This is the five-year anniversary of the ANSI/PRCA standard, and as such, it is due for renewal. A PRCA consensus group is working on that project. PRCA president Mike Barker encourages interested parties, both vendors and operators, to join the effort. Some of that involves simple edit changes, but some sections—such as emergency braking—are more involved. “We want to expand on emergency braking and other areas to reflect and update the standard, to take account of changes and innovations in the industry,” Barker said. The effort will also include harmonizing the ANSI/PRCA standard with ASTM and ANSI/ACCT where possible, he added.
Colorado is updating its amusement rides and devices regulations, which specify application of the ASTM F2959-18 standard for aerial adventure courses and zip lines. A stakeholders meeting was scheduled for April 1 (no kidding). The regulations, administered by the Division of Oil and Public Safety in the Department of Labor and Employment, include requirements for daily and annual inspections and recordkeeping for same, and a provision for reporting injuries caused by the malfunction or failure of a ride or device, or by operator or patron error. Proposed effective date is June 15, 2019.
The Utah legislature has passed the Amusement Ride Safety Act, regulating amusement rides and zip lines in the state for the first time. Utah had been one of six states with no regulations for amusement parks. The bill has been in the works since early 2019, and moved swiftly through both houses of the legislature. It arrived on the Governor’s desk for signing into law on March 22.
Among the bill’s provisions, it specifies that ASTM F24 Committee standards will apply (for aerial parks, that means ASTM F2959). It also details annual and daily inspections, insurance requirements, and other activities. The provisions are to take effect in April 2021. The bill gives authority for the regulations to the Utah Department of Transportation. The department also oversees the Utah Passenger Ropeway Safety Committee, which regulates the operation of ski lifts. The amusement park bill was modeled after the lift regulatory system.
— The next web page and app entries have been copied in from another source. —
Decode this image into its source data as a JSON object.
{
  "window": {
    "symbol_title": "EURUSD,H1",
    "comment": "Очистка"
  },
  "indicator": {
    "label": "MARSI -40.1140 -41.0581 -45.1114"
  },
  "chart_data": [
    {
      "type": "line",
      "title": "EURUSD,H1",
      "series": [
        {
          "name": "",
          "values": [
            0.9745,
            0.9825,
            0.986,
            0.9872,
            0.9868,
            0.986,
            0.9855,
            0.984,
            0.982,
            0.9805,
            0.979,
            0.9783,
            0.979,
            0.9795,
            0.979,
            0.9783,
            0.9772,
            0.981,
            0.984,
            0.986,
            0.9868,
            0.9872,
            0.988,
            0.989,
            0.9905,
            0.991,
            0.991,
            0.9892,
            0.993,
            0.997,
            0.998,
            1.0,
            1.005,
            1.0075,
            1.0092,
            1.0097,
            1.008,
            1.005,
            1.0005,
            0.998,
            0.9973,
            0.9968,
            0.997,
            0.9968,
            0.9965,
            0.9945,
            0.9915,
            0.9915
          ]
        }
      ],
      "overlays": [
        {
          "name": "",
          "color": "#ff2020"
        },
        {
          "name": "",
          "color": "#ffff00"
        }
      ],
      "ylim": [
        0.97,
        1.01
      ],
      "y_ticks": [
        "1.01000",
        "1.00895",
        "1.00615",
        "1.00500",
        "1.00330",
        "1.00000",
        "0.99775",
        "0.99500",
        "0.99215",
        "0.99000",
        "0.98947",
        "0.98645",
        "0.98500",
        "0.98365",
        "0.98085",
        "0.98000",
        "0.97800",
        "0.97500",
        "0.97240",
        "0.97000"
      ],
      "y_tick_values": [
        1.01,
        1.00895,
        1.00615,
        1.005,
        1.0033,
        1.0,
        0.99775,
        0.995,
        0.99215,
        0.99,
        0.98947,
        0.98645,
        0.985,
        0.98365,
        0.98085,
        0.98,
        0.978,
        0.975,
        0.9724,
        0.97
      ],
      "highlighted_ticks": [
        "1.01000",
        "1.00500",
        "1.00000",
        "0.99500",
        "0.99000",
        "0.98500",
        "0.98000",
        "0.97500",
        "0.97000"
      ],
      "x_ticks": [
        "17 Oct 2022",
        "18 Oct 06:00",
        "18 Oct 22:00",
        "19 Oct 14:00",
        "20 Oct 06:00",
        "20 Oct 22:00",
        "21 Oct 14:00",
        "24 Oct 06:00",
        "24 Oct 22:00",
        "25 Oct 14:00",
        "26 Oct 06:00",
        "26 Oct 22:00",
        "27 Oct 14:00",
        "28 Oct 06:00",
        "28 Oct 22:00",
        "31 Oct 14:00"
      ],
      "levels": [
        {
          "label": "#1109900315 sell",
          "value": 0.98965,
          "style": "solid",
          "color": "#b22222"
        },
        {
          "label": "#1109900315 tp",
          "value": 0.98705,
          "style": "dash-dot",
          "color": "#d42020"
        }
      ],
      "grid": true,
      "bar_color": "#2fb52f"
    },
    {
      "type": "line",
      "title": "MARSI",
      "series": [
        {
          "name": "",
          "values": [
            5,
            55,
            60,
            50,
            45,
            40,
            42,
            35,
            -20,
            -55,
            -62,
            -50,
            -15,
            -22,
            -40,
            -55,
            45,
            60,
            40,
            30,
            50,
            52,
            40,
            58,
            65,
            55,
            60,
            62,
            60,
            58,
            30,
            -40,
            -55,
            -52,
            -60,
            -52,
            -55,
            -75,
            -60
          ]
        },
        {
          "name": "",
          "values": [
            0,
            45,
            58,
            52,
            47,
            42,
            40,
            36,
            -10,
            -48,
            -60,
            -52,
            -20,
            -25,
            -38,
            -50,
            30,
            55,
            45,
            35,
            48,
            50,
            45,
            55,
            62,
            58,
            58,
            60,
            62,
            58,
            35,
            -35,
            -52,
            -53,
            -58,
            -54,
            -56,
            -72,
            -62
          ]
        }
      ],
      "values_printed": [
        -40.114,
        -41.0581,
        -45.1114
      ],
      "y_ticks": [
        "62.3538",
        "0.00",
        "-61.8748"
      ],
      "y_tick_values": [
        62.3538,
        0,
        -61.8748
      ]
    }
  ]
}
The North Carolina House is currently home to two competing bills, neither of which appears close to adoption. One, HR 380, would require daily and annual inspections, injury reporting, and adherence to ACCT, PRCA, ERCA (European Ropes Course Association) or ASTM standards, depending on which is or had been followed during construction. That bill has failed to move beyond the Judiciary Committee. A second bill, HR 395, is much simpler, and specifies adherence to ANSI/ACCT. It was first submitted to Judiciary for consideration on March 21. •